### About this task
Every line with the string "value" in it belongs in your answer, so copy them all from the data.

### Records for processing
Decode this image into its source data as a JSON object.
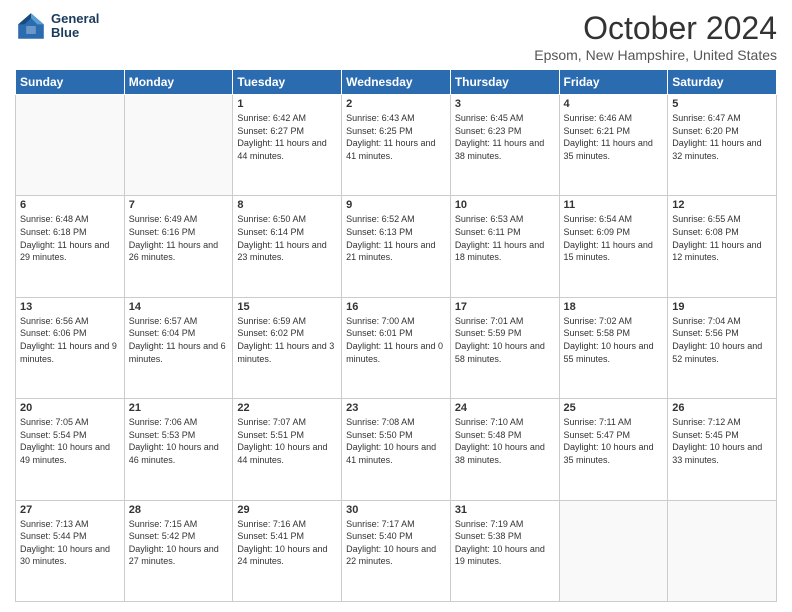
{
  "logo": {
    "line1": "General",
    "line2": "Blue"
  },
  "title": "October 2024",
  "subtitle": "Epsom, New Hampshire, United States",
  "headers": [
    "Sunday",
    "Monday",
    "Tuesday",
    "Wednesday",
    "Thursday",
    "Friday",
    "Saturday"
  ],
  "weeks": [
    [
      {
        "day": "",
        "sunrise": "",
        "sunset": "",
        "daylight": ""
      },
      {
        "day": "",
        "sunrise": "",
        "sunset": "",
        "daylight": ""
      },
      {
        "day": "1",
        "sunrise": "Sunrise: 6:42 AM",
        "sunset": "Sunset: 6:27 PM",
        "daylight": "Daylight: 11 hours and 44 minutes."
      },
      {
        "day": "2",
        "sunrise": "Sunrise: 6:43 AM",
        "sunset": "Sunset: 6:25 PM",
        "daylight": "Daylight: 11 hours and 41 minutes."
      },
      {
        "day": "3",
        "sunrise": "Sunrise: 6:45 AM",
        "sunset": "Sunset: 6:23 PM",
        "daylight": "Daylight: 11 hours and 38 minutes."
      },
      {
        "day": "4",
        "sunrise": "Sunrise: 6:46 AM",
        "sunset": "Sunset: 6:21 PM",
        "daylight": "Daylight: 11 hours and 35 minutes."
      },
      {
        "day": "5",
        "sunrise": "Sunrise: 6:47 AM",
        "sunset": "Sunset: 6:20 PM",
        "daylight": "Daylight: 11 hours and 32 minutes."
      }
    ],
    [
      {
        "day": "6",
        "sunrise": "Sunrise: 6:48 AM",
        "sunset": "Sunset: 6:18 PM",
        "daylight": "Daylight: 11 hours and 29 minutes."
      },
      {
        "day": "7",
        "sunrise": "Sunrise: 6:49 AM",
        "sunset": "Sunset: 6:16 PM",
        "daylight": "Daylight: 11 hours and 26 minutes."
      },
      {
        "day": "8",
        "sunrise": "Sunrise: 6:50 AM",
        "sunset": "Sunset: 6:14 PM",
        "daylight": "Daylight: 11 hours and 23 minutes."
      },
      {
        "day": "9",
        "sunrise": "Sunrise: 6:52 AM",
        "sunset": "Sunset: 6:13 PM",
        "daylight": "Daylight: 11 hours and 21 minutes."
      },
      {
        "day": "10",
        "sunrise": "Sunrise: 6:53 AM",
        "sunset": "Sunset: 6:11 PM",
        "daylight": "Daylight: 11 hours and 18 minutes."
      },
      {
        "day": "11",
        "sunrise": "Sunrise: 6:54 AM",
        "sunset": "Sunset: 6:09 PM",
        "daylight": "Daylight: 11 hours and 15 minutes."
      },
      {
        "day": "12",
        "sunrise": "Sunrise: 6:55 AM",
        "sunset": "Sunset: 6:08 PM",
        "daylight": "Daylight: 11 hours and 12 minutes."
      }
    ],
    [
      {
        "day": "13",
        "sunrise": "Sunrise: 6:56 AM",
        "sunset": "Sunset: 6:06 PM",
        "daylight": "Daylight: 11 hours and 9 minutes."
      },
      {
        "day": "14",
        "sunrise": "Sunrise: 6:57 AM",
        "sunset": "Sunset: 6:04 PM",
        "daylight": "Daylight: 11 hours and 6 minutes."
      },
      {
        "day": "15",
        "sunrise": "Sunrise: 6:59 AM",
        "sunset": "Sunset: 6:02 PM",
        "daylight": "Daylight: 11 hours and 3 minutes."
      },
      {
        "day": "16",
        "sunrise": "Sunrise: 7:00 AM",
        "sunset": "Sunset: 6:01 PM",
        "daylight": "Daylight: 11 hours and 0 minutes."
      },
      {
        "day": "17",
        "sunrise": "Sunrise: 7:01 AM",
        "sunset": "Sunset: 5:59 PM",
        "daylight": "Daylight: 10 hours and 58 minutes."
      },
      {
        "day": "18",
        "sunrise": "Sunrise: 7:02 AM",
        "sunset": "Sunset: 5:58 PM",
        "daylight": "Daylight: 10 hours and 55 minutes."
      },
      {
        "day": "19",
        "sunrise": "Sunrise: 7:04 AM",
        "sunset": "Sunset: 5:56 PM",
        "daylight": "Daylight: 10 hours and 52 minutes."
      }
    ],
    [
      {
        "day": "20",
        "sunrise": "Sunrise: 7:05 AM",
        "sunset": "Sunset: 5:54 PM",
        "daylight": "Daylight: 10 hours and 49 minutes."
      },
      {
        "day": "21",
        "sunrise": "Sunrise: 7:06 AM",
        "sunset": "Sunset: 5:53 PM",
        "daylight": "Daylight: 10 hours and 46 minutes."
      },
      {
        "day": "22",
        "sunrise": "Sunrise: 7:07 AM",
        "sunset": "Sunset: 5:51 PM",
        "daylight": "Daylight: 10 hours and 44 minutes."
      },
      {
        "day": "23",
        "sunrise": "Sunrise: 7:08 AM",
        "sunset": "Sunset: 5:50 PM",
        "daylight": "Daylight: 10 hours and 41 minutes."
      },
      {
        "day": "24",
        "sunrise": "Sunrise: 7:10 AM",
        "sunset": "Sunset: 5:48 PM",
        "daylight": "Daylight: 10 hours and 38 minutes."
      },
      {
        "day": "25",
        "sunrise": "Sunrise: 7:11 AM",
        "sunset": "Sunset: 5:47 PM",
        "daylight": "Daylight: 10 hours and 35 minutes."
      },
      {
        "day": "26",
        "sunrise": "Sunrise: 7:12 AM",
        "sunset": "Sunset: 5:45 PM",
        "daylight": "Daylight: 10 hours and 33 minutes."
      }
    ],
    [
      {
        "day": "27",
        "sunrise": "Sunrise: 7:13 AM",
        "sunset": "Sunset: 5:44 PM",
        "daylight": "Daylight: 10 hours and 30 minutes."
      },
      {
        "day": "28",
        "sunrise": "Sunrise: 7:15 AM",
        "sunset": "Sunset: 5:42 PM",
        "daylight": "Daylight: 10 hours and 27 minutes."
      },
      {
        "day": "29",
        "sunrise": "Sunrise: 7:16 AM",
        "sunset": "Sunset: 5:41 PM",
        "daylight": "Daylight: 10 hours and 24 minutes."
      },
      {
        "day": "30",
        "sunrise": "Sunrise: 7:17 AM",
        "sunset": "Sunset: 5:40 PM",
        "daylight": "Daylight: 10 hours and 22 minutes."
      },
      {
        "day": "31",
        "sunrise": "Sunrise: 7:19 AM",
        "sunset": "Sunset: 5:38 PM",
        "daylight": "Daylight: 10 hours and 19 minutes."
      },
      {
        "day": "",
        "sunrise": "",
        "sunset": "",
        "daylight": ""
      },
      {
        "day": "",
        "sunrise": "",
        "sunset": "",
        "daylight": ""
      }
    ]
  ]
}
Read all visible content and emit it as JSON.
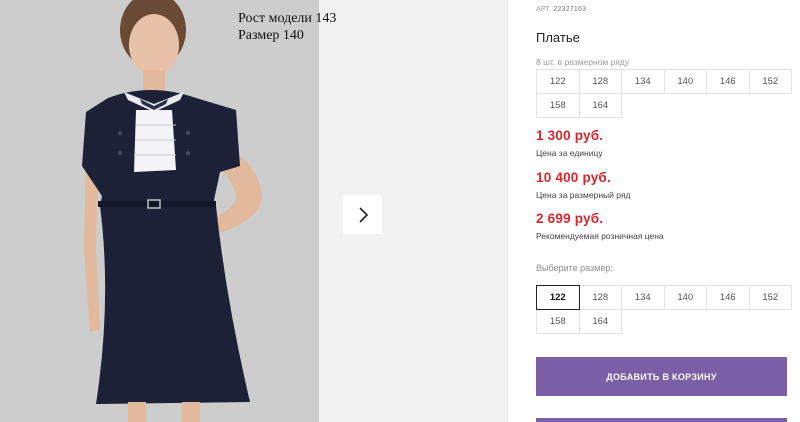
{
  "gallery": {
    "model_height": "Рост модели 143",
    "model_size": "Размер 140",
    "next_icon": "chevron-right-icon"
  },
  "product": {
    "art_label": "АРТ.",
    "art_number": "22327163",
    "title": "Платье",
    "pack_note": "8 шт. в размерном ряду",
    "pack_sizes": [
      "122",
      "128",
      "134",
      "140",
      "146",
      "152",
      "158",
      "164"
    ],
    "prices": {
      "unit_price": "1 300 руб.",
      "unit_label": "Цена за единицу",
      "pack_price": "10 400 руб.",
      "pack_label": "Цена за размерный ряд",
      "retail_price": "2 699 руб.",
      "retail_label": "Рекомендуемая розничная цена"
    },
    "choose_label": "Выберите размер:",
    "choose_sizes": [
      "122",
      "128",
      "134",
      "140",
      "146",
      "152",
      "158",
      "164"
    ],
    "selected_size": "122",
    "add_to_cart": "ДОБАВИТЬ В КОРЗИНУ"
  },
  "colors": {
    "accent": "#7a5fa6",
    "price": "#d8262c",
    "dress": "#1c2137"
  }
}
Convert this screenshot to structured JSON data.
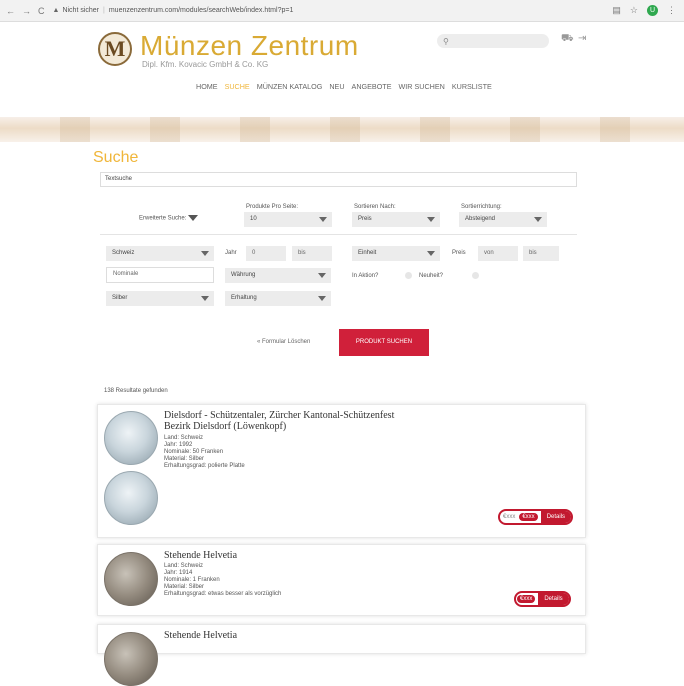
{
  "browser": {
    "security_label": "Nicht sicher",
    "url": "muenzenzentrum.com/modules/searchWeb/index.html?p=1",
    "extension_badge": "U"
  },
  "header": {
    "logo_letter": "M",
    "title": "Münzen Zentrum",
    "subtitle": "Dipl. Kfm. Kovacic GmbH & Co. KG"
  },
  "menu": {
    "items": [
      "HOME",
      "SUCHE",
      "MÜNZEN KATALOG",
      "NEU",
      "ANGEBOTE",
      "WIR SUCHEN",
      "KURSLISTE"
    ],
    "active_index": 1
  },
  "search_form": {
    "heading": "Suche",
    "text_search_placeholder": "Textsuche",
    "extended_search_label": "Erweiterte Suche:",
    "products_per_page": {
      "label": "Produkte Pro Seite:",
      "value": "10"
    },
    "sort_by": {
      "label": "Sortieren Nach:",
      "value": "Preis"
    },
    "sort_direction": {
      "label": "Sortierrichtung:",
      "value": "Absteigend"
    },
    "country": "Schweiz",
    "year_label": "Jahr",
    "year_from": "0",
    "year_to": "bis",
    "unit": "Einheit",
    "price_label": "Preis",
    "price_from": "von",
    "price_to": "bis",
    "nominal_placeholder": "Nominale",
    "currency": "Währung",
    "in_action_label": "In Aktion?",
    "new_label": "Neuheit?",
    "material": "Silber",
    "condition": "Erhaltung",
    "clear_label": "« Formular Löschen",
    "submit_label": "PRODUKT SUCHEN"
  },
  "results": {
    "count_text": "138 Resultate gefunden",
    "items": [
      {
        "title_line1": "Dielsdorf - Schützentaler, Zürcher Kantonal-Schützenfest",
        "title_line2": "Bezirk Dielsdorf (Löwenkopf)",
        "country": "Land: Schweiz",
        "year": "Jahr: 1992",
        "nominal": "Nominale: 50 Franken",
        "material": "Material: Silber",
        "condition": "Erhaltungsgrad: polierte Platte",
        "price": "€xxx",
        "price_chf": "€xxx",
        "details": "Details"
      },
      {
        "title_line1": "Stehende Helvetia",
        "country": "Land: Schweiz",
        "year": "Jahr: 1914",
        "nominal": "Nominale: 1 Franken",
        "material": "Material: Silber",
        "condition": "Erhaltungsgrad: etwas besser als vorzüglich",
        "price_chf": "€xxx",
        "details": "Details"
      },
      {
        "title_line1": "Stehende Helvetia"
      }
    ]
  },
  "colors": {
    "accent": "#f0b63a",
    "button": "#d0203a",
    "badge": "#c2192f"
  }
}
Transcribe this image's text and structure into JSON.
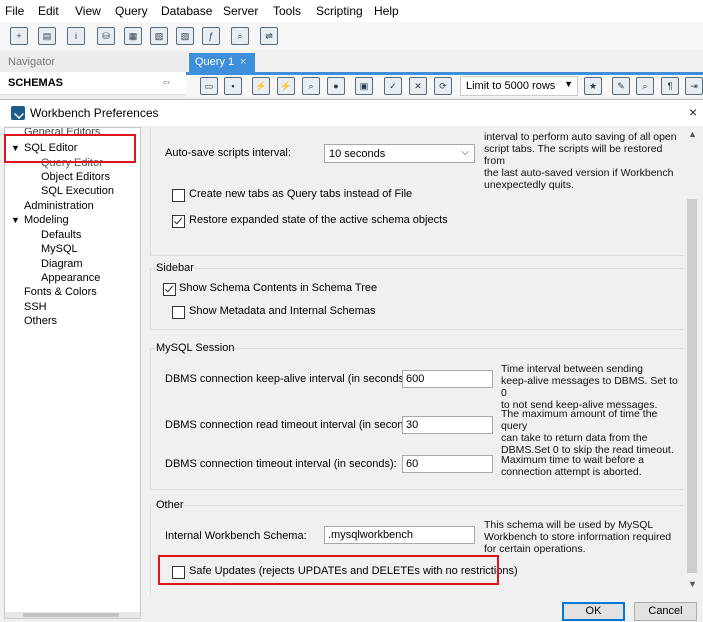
{
  "menubar": {
    "items": [
      "File",
      "Edit",
      "View",
      "Query",
      "Database",
      "Server",
      "Tools",
      "Scripting",
      "Help"
    ]
  },
  "navigator": {
    "title": "Navigator",
    "schemas_label": "SCHEMAS"
  },
  "query_tab": {
    "label": "Query 1",
    "close": "×"
  },
  "query_toolbar": {
    "limit_label": "Limit to 5000 rows"
  },
  "dialog": {
    "title": "Workbench Preferences",
    "close": "×",
    "tree": {
      "general_editors": "General Editors",
      "sql_editor": "SQL Editor",
      "query_editor": "Query Editor",
      "object_editors": "Object Editors",
      "sql_execution": "SQL Execution",
      "administration": "Administration",
      "modeling": "Modeling",
      "defaults": "Defaults",
      "mysql": "MySQL",
      "diagram": "Diagram",
      "appearance": "Appearance",
      "fonts_colors": "Fonts & Colors",
      "ssh": "SSH",
      "others": "Others"
    },
    "autosave": {
      "label": "Auto-save scripts interval:",
      "value": "10 seconds",
      "help": [
        "interval to perform auto saving of all open",
        "script tabs. The scripts will be restored from",
        "the last auto-saved version if Workbench",
        "unexpectedly quits."
      ]
    },
    "create_tabs_as_query": {
      "label": "Create new tabs as Query tabs instead of File",
      "checked": false
    },
    "restore_expanded": {
      "label": "Restore expanded state of the active schema objects",
      "checked": true
    },
    "sidebar": {
      "title": "Sidebar",
      "show_schema_contents": {
        "label": "Show Schema Contents in Schema Tree",
        "checked": true
      },
      "show_metadata": {
        "label": "Show Metadata and Internal Schemas",
        "checked": false
      }
    },
    "mysql_session": {
      "title": "MySQL Session",
      "keepalive": {
        "label": "DBMS connection keep-alive interval (in seconds):",
        "value": "600",
        "help": [
          "Time interval between sending",
          "keep-alive messages to DBMS. Set to 0",
          "to not send keep-alive messages."
        ]
      },
      "read_timeout": {
        "label": "DBMS connection read timeout interval (in seconds):",
        "value": "30",
        "help": [
          "The maximum amount of time the query",
          "can take to return data from the",
          "DBMS.Set 0 to skip the read timeout."
        ]
      },
      "conn_timeout": {
        "label": "DBMS connection timeout interval (in seconds):",
        "value": "60",
        "help": [
          "Maximum time to wait before a",
          "connection attempt is aborted."
        ]
      }
    },
    "other": {
      "title": "Other",
      "internal_schema": {
        "label": "Internal Workbench Schema:",
        "value": ".mysqlworkbench",
        "help": [
          "This schema will be used by MySQL",
          "Workbench to store information required",
          "for certain operations."
        ]
      },
      "safe_updates": {
        "label": "Safe Updates (rejects UPDATEs and DELETEs with no restrictions)",
        "checked": false
      }
    },
    "buttons": {
      "ok": "OK",
      "cancel": "Cancel"
    }
  },
  "colors": {
    "accent_tab": "#3d8fdc",
    "highlight": "#e0141e"
  }
}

### Task answer
      "value": "10"
      "value": "Preis"
      "value": "Absteigend"
      "value": "10 seconds",
        "value": "600",
        "value": "30",
        "value": "60",
        "value": ".mysqlworkbench",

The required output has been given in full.